As India's COVID-19 disaster continues to unfold, more and more shreds of evidence from international institutions and inputs from morgues, crematoriums and hospitals, regional dailies and independent journalists expose serious under-reporting and undercounting of deaths by authorities.
A new analysis from the University of Washington Institute For Health Metrics & Evaluation (IHME) shows that India may have undercounted its deaths by at least 4.3 lakh which is almost three times as high as reported.
Dr Shahid Jameel, virologist and one of the most prominent scientific voices during the pandemic, explains this undercounting by suggesting that the current average of daily covid deaths in India as per official data i.e 4,000 COVID-19 deaths per day, will only comprise an increase of 15% over natural deaths happening in the country. But going by the kind of queues that are being witnessed at the crematorium and burial grounds Sahid estimates an undercounting of deaths by 5-10 times.
On May 14, a detailed report published by Gujarati daily Divya Bhaskar claimed that between March 1 and May 10, the state has seen almost 61,000 excess deaths compared to the same period last year and has issued 1,23,871 death certificates. but the Gujarat govt has registered only 4,218 covid fatalities during this 71 day period, which is 10 times less than the actual count.
The reports also highlight district wise numbers of death certificates in the same period, which were much higher than the official covid-19 toll.
Other states such as Uttar Pradesh, Bihar, Maharashtra, Madhya Pradesh, Telangana, Tamilnadu, Karnataka, Haryana and Chhattisgarh too have allegedly underreported COVID-19 deaths, as per several media reports.
As early as April 15, reports of undercounting of COVID-19 deaths had started coming in from Madhya Pradesh.
On April 16, the Bhopal edition of Dainik Bhasker called out the mismatch between government data and cremations in its which said, funerals of 112 Covid-infected people took place in Bhopal on April 15, while official figures day only 4 deaths were recorded in the city.
"Whose bodies are then burning in the crematoriums?"
In mid-April, Hindustan Times reported that the Hindon cremation ground at Ghaziabad, UP, was struggling to cope with the number of bodies even as the district administration had logged just two COVID-19 deaths that month.
A report published by Article 14 on April 30 claimed that evidence collected by their reporters from six cities in Gujarat, Uttar Pradesh and Bihar –namely, Patna, Kanpur, Jamnagar, Morbi, Rajkot and Porbandar – revealed that funerals conducted under COVID-19 protocols ranged from three to even 30 times higher than the official death tolls.
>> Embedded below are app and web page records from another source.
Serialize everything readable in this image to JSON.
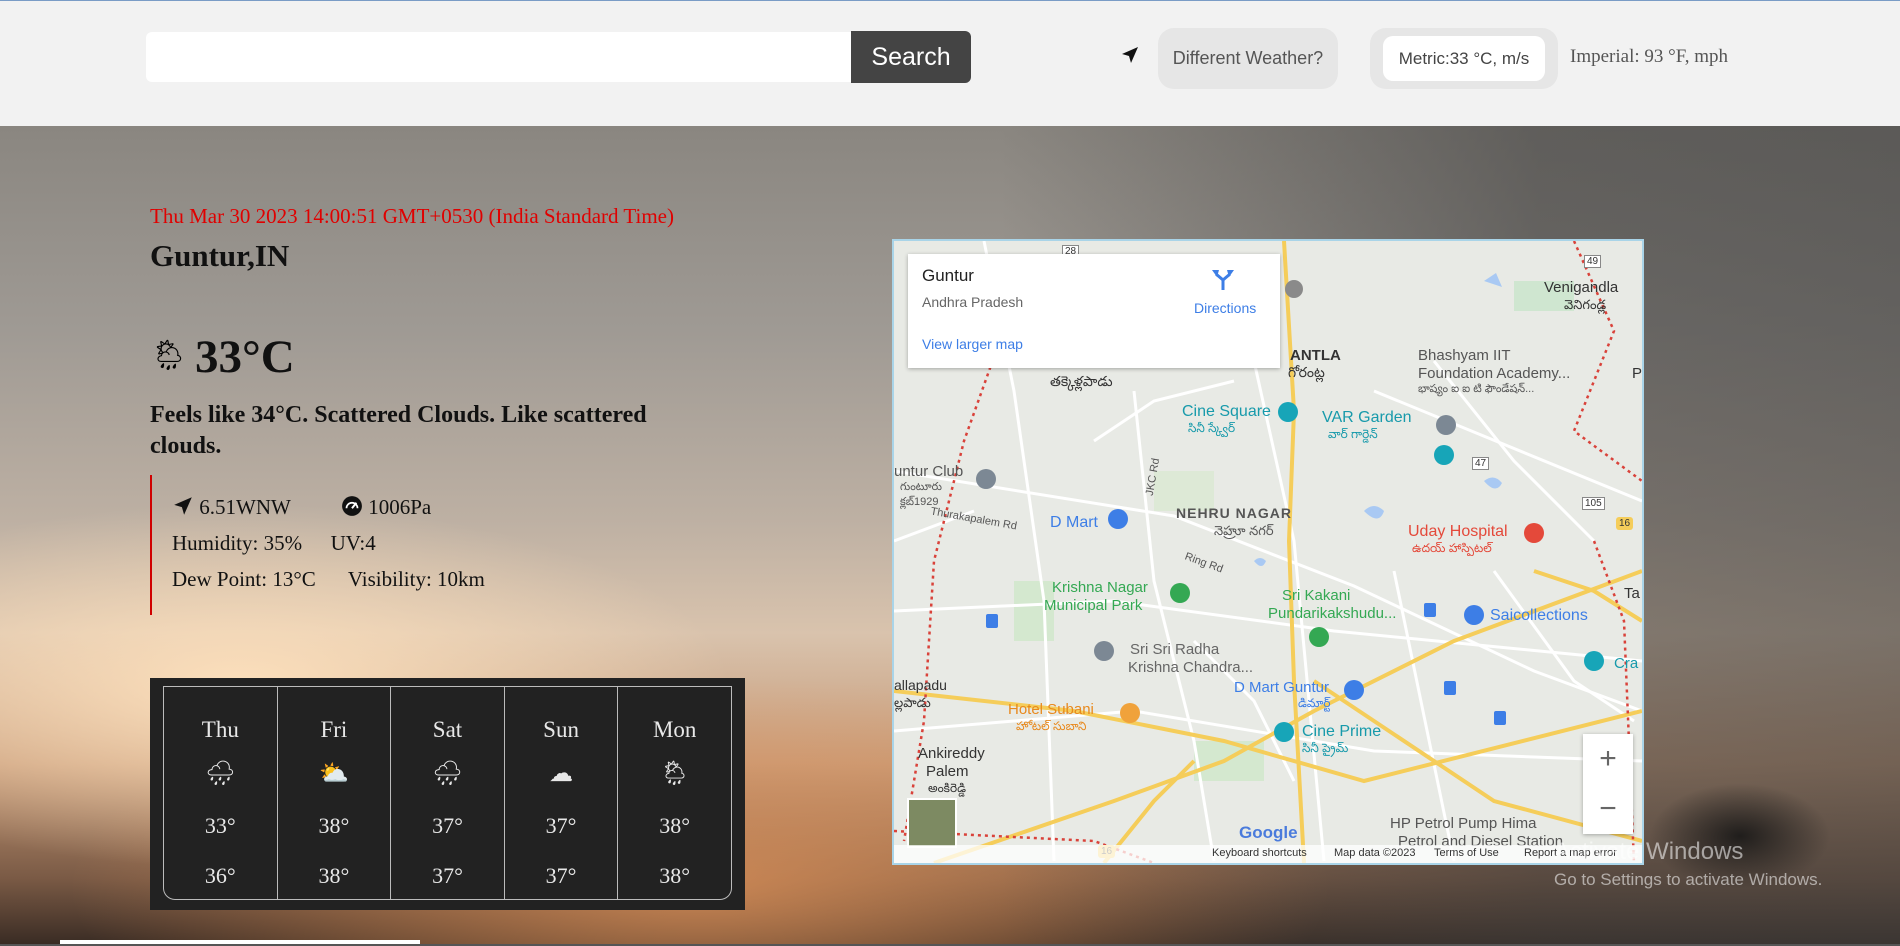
{
  "topbar": {
    "search_value": "",
    "search_label": "Search",
    "location_icon": "navigation-arrow-icon",
    "different_weather_label": "Different Weather?",
    "metric_label": "Metric:33 °C, m/s",
    "imperial_label": "Imperial: 93 °F, mph"
  },
  "current": {
    "datetime": "Thu Mar 30 2023 14:00:51 GMT+0530 (India Standard Time)",
    "city": "Guntur,IN",
    "icon": "sun-behind-rain-cloud-icon",
    "temperature": "33°C",
    "feels_like": "Feels like 34°C. Scattered Clouds. Like scattered clouds.",
    "wind": "6.51WNW",
    "pressure": "1006Pa",
    "humidity": "Humidity: 35%",
    "uv": "UV:4",
    "dew_point": "Dew Point: 13°C",
    "visibility": "Visibility: 10km"
  },
  "forecast": [
    {
      "day": "Thu",
      "icon": "rain-icon",
      "hi": "33°",
      "lo": "36°"
    },
    {
      "day": "Fri",
      "icon": "sun-behind-cloud-icon",
      "hi": "38°",
      "lo": "38°"
    },
    {
      "day": "Sat",
      "icon": "rain-cloud-icon",
      "hi": "37°",
      "lo": "37°"
    },
    {
      "day": "Sun",
      "icon": "cloud-icon",
      "hi": "37°",
      "lo": "37°"
    },
    {
      "day": "Mon",
      "icon": "sun-rain-icon",
      "hi": "38°",
      "lo": "38°"
    }
  ],
  "map": {
    "place_title": "Guntur",
    "place_subtitle": "Andhra Pradesh",
    "directions_label": "Directions",
    "larger_map_label": "View larger map",
    "zoom_in": "+",
    "zoom_out": "−",
    "google": "Google",
    "footer": {
      "shortcuts": "Keyboard shortcuts",
      "data": "Map data ©2023",
      "terms": "Terms of Use",
      "report": "Report a map error"
    },
    "labels": {
      "kantla": "ANTLA",
      "kantla_te": "గోరంట్ల",
      "venigandla": "Venigandla",
      "venigandla_te": "వెనిగండ్ల",
      "bhashyam": "Bhashyam IIT",
      "bhashyam2": "Foundation Academy...",
      "bhashyam_te": "భాష్యం ఐ ఐ టి ఫౌండేషన్...",
      "cine_square": "Cine Square",
      "cine_square_te": "సినీ స్క్వేర్",
      "var_garden": "VAR Garden",
      "var_garden_te": "వార్ గార్డెన్",
      "untur_club": "untur Club",
      "untur_club_te": "గుంటూరు క్లబ్1929",
      "thurakapalem": "Thurakapalem Rd",
      "jkc": "JKC Rd",
      "dmart": "D Mart",
      "nehru_nagar": "NEHRU NAGAR",
      "nehru_nagar_te": "నెహ్రూ నగర్",
      "uday": "Uday Hospital",
      "uday_te": "ఉదయ్ హాస్పిటల్",
      "ring_rd": "Ring Rd",
      "krishna_nagar": "Krishna Nagar",
      "municipal_park": "Municipal Park",
      "sri_kakani": "Sri Kakani",
      "pundarik": "Pundarikakshudu...",
      "saicollections": "Saicollections",
      "radha": "Sri Sri Radha",
      "krishna_chandra": "Krishna Chandra...",
      "dmart_guntur": "D Mart Guntur",
      "dmart_guntur_te": "డిమార్ట్",
      "allapadu": "allapadu",
      "allapadu_te": "ల్లపాడు",
      "hotel_subani": "Hotel Subani",
      "hotel_subani_te": "హోటల్ సుబాని",
      "cine_prime": "Cine Prime",
      "cine_prime_te": "సినీ ప్రైమ్",
      "ankireddy": "Ankireddy",
      "palem": "Palem",
      "ankireddy_te": "అంకిరెడ్డి",
      "hp_petrol": "HP Petrol Pump Hima",
      "petrol_diesel": "Petrol and Diesel Station",
      "takkellapadu_te": "తక్కెళ్లపాడు",
      "ta": "Ta",
      "cra": "Cra",
      "p": "P",
      "road_28": "28",
      "road_49": "49",
      "road_47": "47",
      "road_105": "105",
      "road_16a": "16",
      "road_16b": "16"
    }
  },
  "watermark": {
    "line1": "Activate Windows",
    "line2": "Go to Settings to activate Windows."
  }
}
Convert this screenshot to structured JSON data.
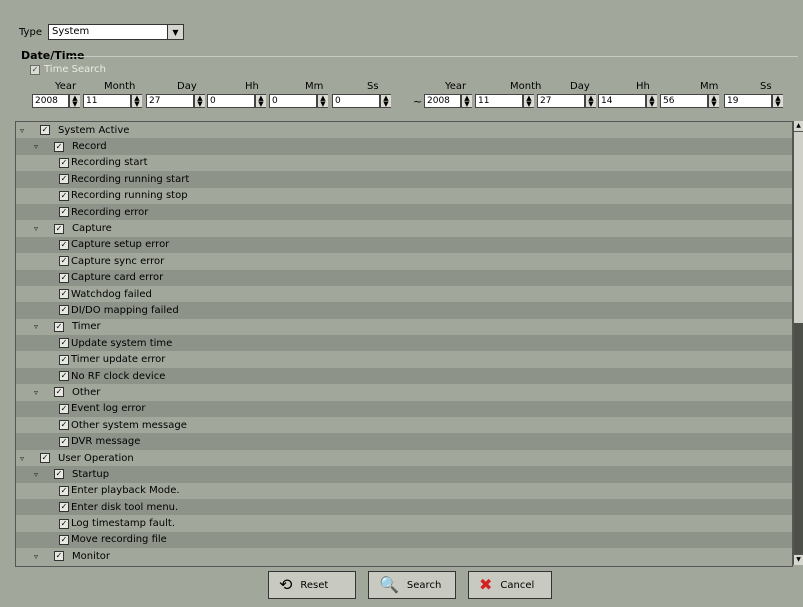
{
  "type_filter": {
    "label": "Type",
    "selected": "System"
  },
  "datetime": {
    "title": "Date/Time",
    "time_search_label": "Time Search",
    "labels": [
      "Year",
      "Month",
      "Day",
      "Hh",
      "Mm",
      "Ss"
    ],
    "from": [
      "2008",
      "11",
      "27",
      "0",
      "0",
      "0"
    ],
    "to": [
      "2008",
      "11",
      "27",
      "14",
      "56",
      "19"
    ],
    "separator": "~"
  },
  "tree": [
    {
      "level": 0,
      "expander": true,
      "label": "System Active"
    },
    {
      "level": 1,
      "expander": true,
      "label": "Record"
    },
    {
      "level": 2,
      "label": "Recording start"
    },
    {
      "level": 2,
      "label": "Recording running start"
    },
    {
      "level": 2,
      "label": "Recording running stop"
    },
    {
      "level": 2,
      "label": "Recording error"
    },
    {
      "level": 1,
      "expander": true,
      "label": "Capture"
    },
    {
      "level": 2,
      "label": "Capture setup error"
    },
    {
      "level": 2,
      "label": "Capture sync error"
    },
    {
      "level": 2,
      "label": "Capture card error"
    },
    {
      "level": 2,
      "label": "Watchdog failed"
    },
    {
      "level": 2,
      "label": "DI/DO mapping failed"
    },
    {
      "level": 1,
      "expander": true,
      "label": "Timer"
    },
    {
      "level": 2,
      "label": "Update system time"
    },
    {
      "level": 2,
      "label": "Timer update error"
    },
    {
      "level": 2,
      "label": "No RF clock device"
    },
    {
      "level": 1,
      "expander": true,
      "label": "Other"
    },
    {
      "level": 2,
      "label": "Event log error"
    },
    {
      "level": 2,
      "label": "Other system message"
    },
    {
      "level": 2,
      "label": "DVR message"
    },
    {
      "level": 0,
      "expander": true,
      "label": "User Operation"
    },
    {
      "level": 1,
      "expander": true,
      "label": "Startup"
    },
    {
      "level": 2,
      "label": "Enter playback Mode."
    },
    {
      "level": 2,
      "label": "Enter disk tool menu."
    },
    {
      "level": 2,
      "label": "Log timestamp fault."
    },
    {
      "level": 2,
      "label": "Move recording file"
    },
    {
      "level": 1,
      "expander": true,
      "label": "Monitor"
    }
  ],
  "buttons": {
    "reset": "Reset",
    "search": "Search",
    "cancel": "Cancel"
  },
  "icons": {
    "combo_arrow": "chevron-down-icon",
    "expander": "triangle-down-icon",
    "reset": "reset-icon",
    "search": "search-icon",
    "cancel": "cancel-icon"
  },
  "colors": {
    "background": "#a2a79b",
    "row_alt": "#8e9389",
    "cancel_icon": "#d42020"
  }
}
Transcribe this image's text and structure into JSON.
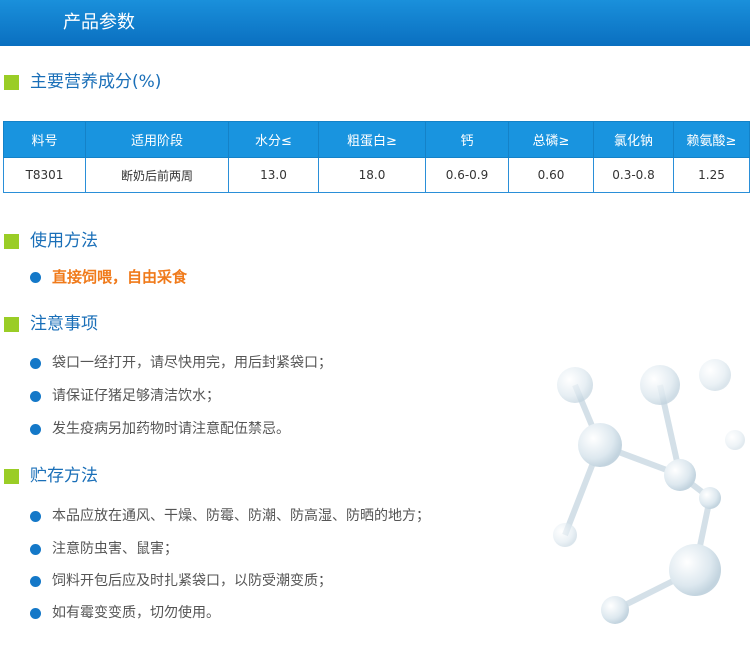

The report emphasized that these cities from BJP-administered states were repeatedly found underreporting.
As per the report, while the government records in Kanpur show nine and 13 COVID-19 deaths on April 23 and 24, the crematoria reported seven times that number.
In Gujarat's Morbi district the trustee of a crematorium said the district was seeing 30-40 deaths a day since early April, while the government claims only 75 deaths have occurred due to Covid-19 since last year.
The government records from Porbandar show only two deaths in April and six since last year, even as the records at one crematorium had recorded 30 deaths per day.
A report published on May 1 by Newslaundry highlighted that official data from Uttar Pradesh's Meerut district had reported seven times fewer COVID-10 deaths than that revealed by records from crematoria.
On May 14, Dainik Bhaskar reported that over 2,000 dead bodies were found to be abandoned or hastily buried along the banks of river Ganga in many districts in Uttar Pradesh (UP) – Ghaziabad, Kanpur, Unnao, Ghazipur, Kannauj and Ballia regions.
All these prove that the protocol on recording deaths during the pandemic from the Indian Council of Medical Research is almost ignored in practice. Most states that we know of are also not recording suspected Covid deaths, which means the majority of people are dying in hospital corridors or at home.